"Today's generations of Americans have always known religious liberty. Perhaps we forget the long and arduous path our nation's forbearers took to achieve it. They came here from England to seek freedom of religion. But upon finding it for themselves, they at first denied it to others. Because of their diverse beliefs, Ann Hutchinson was exiled from Massachusetts Bay, a banished Roger Williams founded Rhode Island, and two centuries later, Brigham Young set out for the West. Americans were unable to accommodate their commitment to their own faith with an appreciation for the convictions of others to different faiths. In this, they were very much like those of the European nations they had left.

"It was in Philadelphia that our founding fathers defined a revolutionary vision of liberty, grounded on self evident truths about the equality of all, and the inalienable rights with which each is endowed by his Creator.

"We cherish these sacred rights, and secure them in our Constitutional order. Foremost do we protect religious liberty, not as a matter of policy but as a matter of right. There will be no established church, and we are guaranteed the free exercise of our religion.

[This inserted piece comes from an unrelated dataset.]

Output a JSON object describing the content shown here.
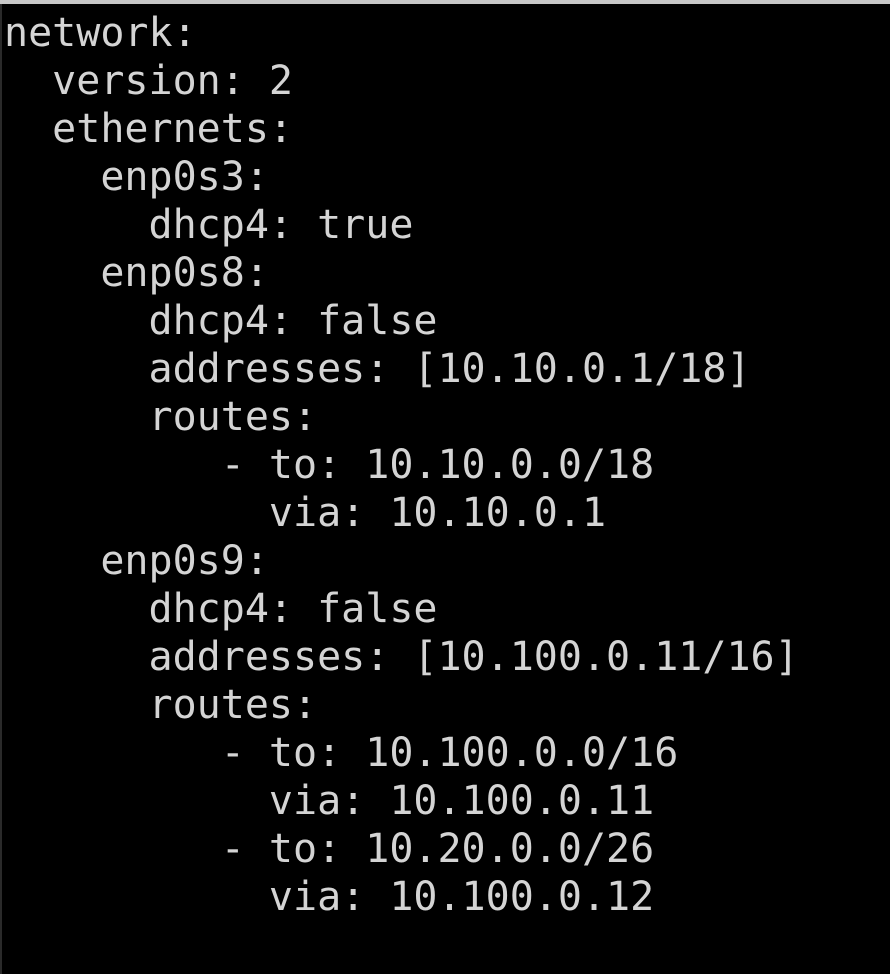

"I'm not sure that we fully appreciate the profound implications of our tradition of religious liberty. I have visited many of the magnificent cathedrals in Europe. They are so inspired ... so grand ... so empty. Raised up over generations, long ago, so many of the cathedrals now stand as the postcard backdrop to societies just too busy or too 'enlightened' to venture inside and kneel in prayer. The establishment of state religions in Europe did no favor to Europe's churches. And though you will find many people of strong faith there, the churches themselves seem to be withering away.

"Infinitely worse is the other extreme, the creed of conversion by conquest: violent Jihad, murder as martyrdom... killing Christians, Jews, and Muslims with equal indifference. These radical Islamists do their preaching not by reason or example, but in the coercion of minds and the shedding of blood. We face no greater danger today than theocratic tyranny, and the boundless suffering these states and groups could inflict if given the chance.

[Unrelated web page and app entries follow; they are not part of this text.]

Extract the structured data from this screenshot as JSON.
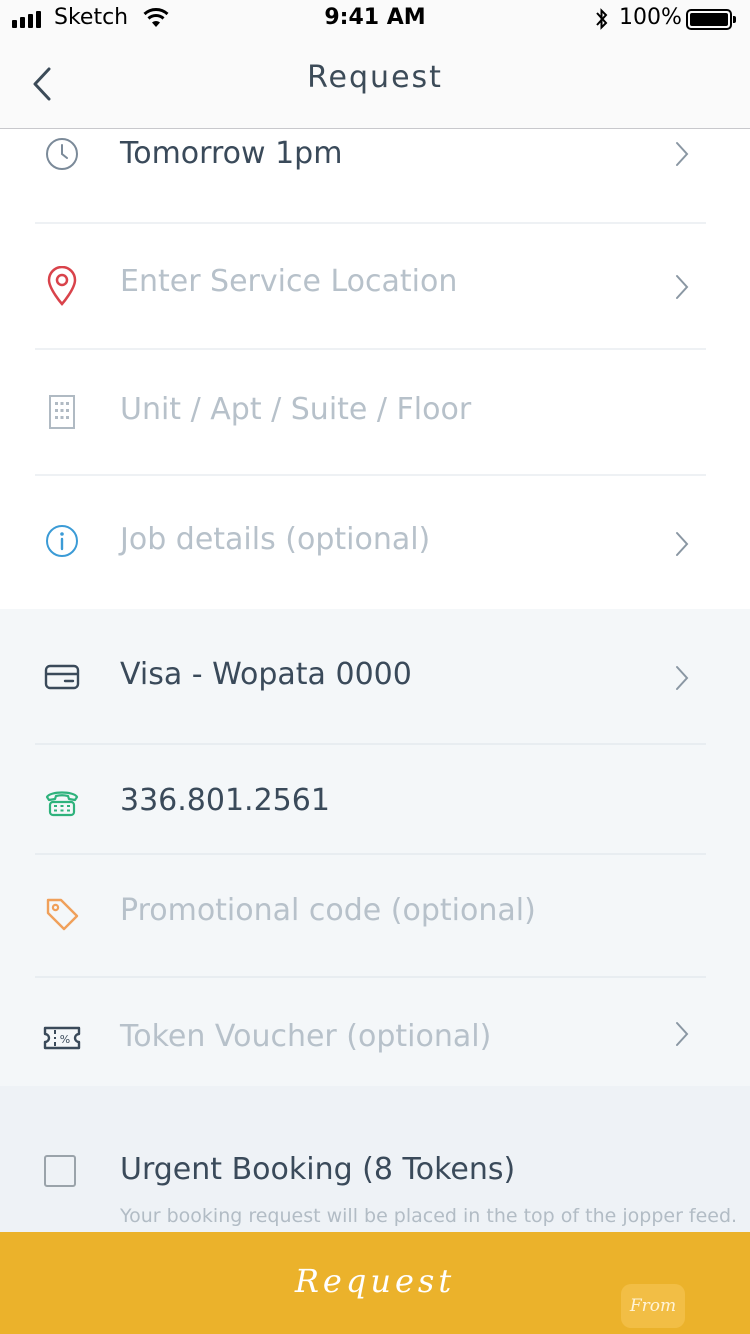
{
  "status_bar": {
    "carrier": "Sketch",
    "time": "9:41 AM",
    "battery": "100%",
    "battery_level": 1.0
  },
  "nav": {
    "title": "Request",
    "back_icon": "chevron-left-icon"
  },
  "rows": [
    {
      "icon": "clock-icon",
      "text": "Tomorrow 1pm",
      "state": "value",
      "chevron": true
    },
    {
      "icon": "map-pin-icon",
      "text": "Enter Service Location",
      "state": "placeholder",
      "chevron": true
    },
    {
      "icon": "building-icon",
      "text": "Unit / Apt / Suite / Floor",
      "state": "placeholder",
      "chevron": false
    },
    {
      "icon": "info-icon",
      "text": "Job details (optional)",
      "state": "placeholder",
      "chevron": true
    },
    {
      "icon": "credit-card-icon",
      "text": "Visa - Wopata 0000",
      "state": "value",
      "chevron": true
    },
    {
      "icon": "telephone-icon",
      "text": "336.801.2561",
      "state": "value",
      "chevron": false
    },
    {
      "icon": "tag-icon",
      "text": "Promotional code (optional)",
      "state": "placeholder",
      "chevron": false
    },
    {
      "icon": "ticket-icon",
      "text": "Token Voucher (optional)",
      "state": "placeholder",
      "chevron": true
    }
  ],
  "urgent": {
    "title": "Urgent Booking (8 Tokens)",
    "description": "Your booking request will be placed in the top of the jopper feed.",
    "checked": false
  },
  "bottom_button": {
    "label": "Request",
    "badge": "From"
  },
  "colors": {
    "accent": "#EBB22B",
    "pin_red": "#D9434B",
    "info_blue": "#3B9BD6",
    "phone_green": "#2EB27C",
    "tag_orange": "#F0A05A",
    "text_dark": "#3A4A5A",
    "placeholder": "#B7C1CA"
  }
}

"The diversity of our cultural expression, and the vibrancy of our religious dialogue, has kept America in the forefront of civilized nations even as others regard religious freedom as something to be destroyed.

"In such a world, we can be deeply thankful that we live in a land where reason and religion are friends and allies in the cause of liberty, joined against the evils and dangers of the day. And you can be certain of this: Any believer in religious freedom, any person who has knelt in prayer to the Almighty, has a friend and ally in me. And so it is for hundreds of millions of our countrymen: we do not insist on a single strain of religion – rather, we welcome our nation's symphony of faith.

"Recall the early days of the First Continental Congress in Philadelphia, during the fall of 1774. With Boston occupied by British troops, there were rumors of imminent hostilities and fears of an impending war. In this time of peril, someone suggested that they pray. But there were objections. 'They were too divided in religious sentiments', what with Episcopalians and Quakers, Anabaptists and Congregationalists, Presbyterians and Catholics.

"Then Sam Adams rose, and said he would hear a prayer from anyone of piety and good character, as long as they were a patriot.

"And so together they prayed, and together they fought, and together, by the grace of God ... they founded this great nation.

"In that spirit, let us give thanks to the divine 'author of liberty.' And together, let us pray that this land may always be blessed, 'with freedom's holy light.'

"God bless the United States of America."

Mr. Romney seems confused about the nature of the religious test that is banned. He is not barred from being elected president by the Constitution, but will diminish his chance of being elected if he does not allay concerns about his beliefs.

Posted by Orrin Judd at 11:38 AM


Hispanics' Tilt Left Could Hurt GOP, Study Suggests (SARAH GARLAND, December 6, 2007, NY Sun)

After their votes helped vault President Bush into the White House four years ago, a study by the Pew Hispan